The Federal Communications Commission proposed on Thursday to further limit purchases of equipment from Huawei, ZTE and other Chinese companies deemed a risk to national security. It's the latest move by the US government to limit the use of Chinese providers of 5G wireless and other technologies.
The FCC voted unanimously to move forward with the proposed ban, which would prohibit all future authorizations of telecommunications and video surveillance equipment from five companies deemed a security threat. The proposal also weighs whether to revoke prior authorizations, meaning affected equipment would need to be removed from networks.
"We are taking direct action to exclude untrusted equipment and vendors from communications networks both at home and abroad," FCC Acting Chair Jessica Rosenworcel said in a statement.
A Huawei representative called the FCC's action "misguided and unnecessarily punitive." He added, "Blocking the purchase of equipment, based on a 'predictive judgement,' related to country of origin or brand is without merit, discriminatory and will do nothing to protect the integrity of U.S. communications networks or supply chains."
ZTE didn't immediately respond to a request for comment.
The agency's move Thursday is part of a greater effort by the United States government to crack down on China's role in US telecommunications, amid worry that equipment or services operated by Chinese companies with close ties to the Chinese government could be used for espionage against Americans.
Like the Trump administration before him, US President Joe Biden is taking a tougher stance regarding China's role as a leader in 5G wireless technology and the country's use of technology to surveil its citizens.
National security agencies have warned of the dangers of using gear from China's Huawei and ZTE. They've also warned against letting Chinese telecommunications companies have operations in the US. Politicians on Capitol Hill have been sounding the alarm, too.
Rosenworcel said the FCC's Thursday proposal was intended to secure US networks.
"Insecure network equipment can undermine our 5G future, providing foreign actors with access to our communications," she said. "This, in turn, may mean the ability to inject viruses and malware in our network traffic, steal private data, engage in intellectual property theft, and surveil companies and government agencies."

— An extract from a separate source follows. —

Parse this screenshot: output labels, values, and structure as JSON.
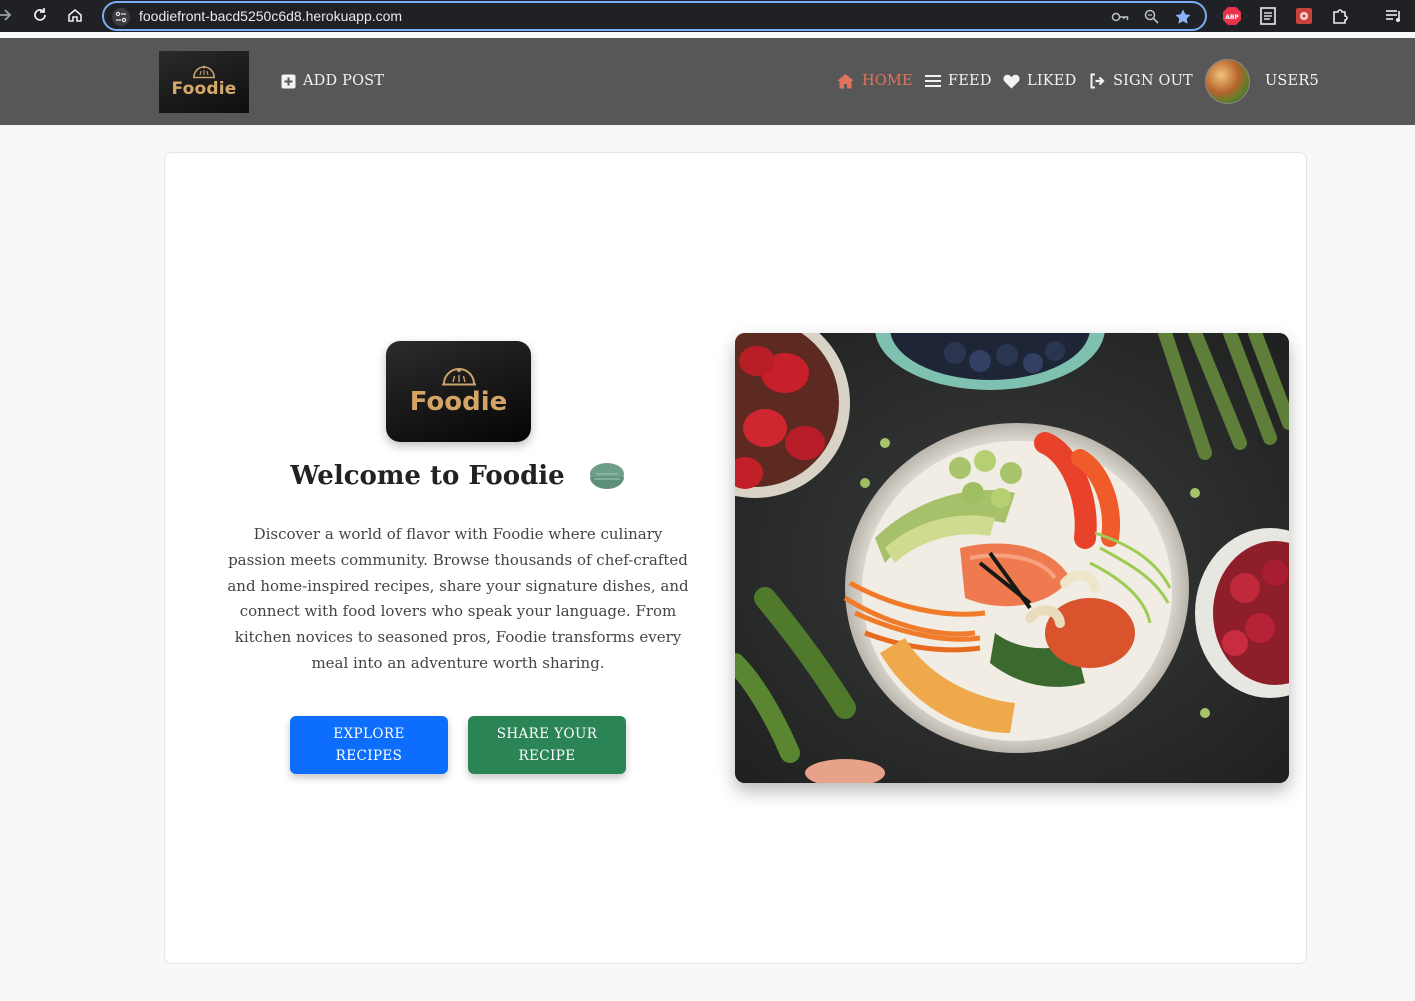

The FCC will be taking public comment on the proposal before it goes for a final vote at the agency.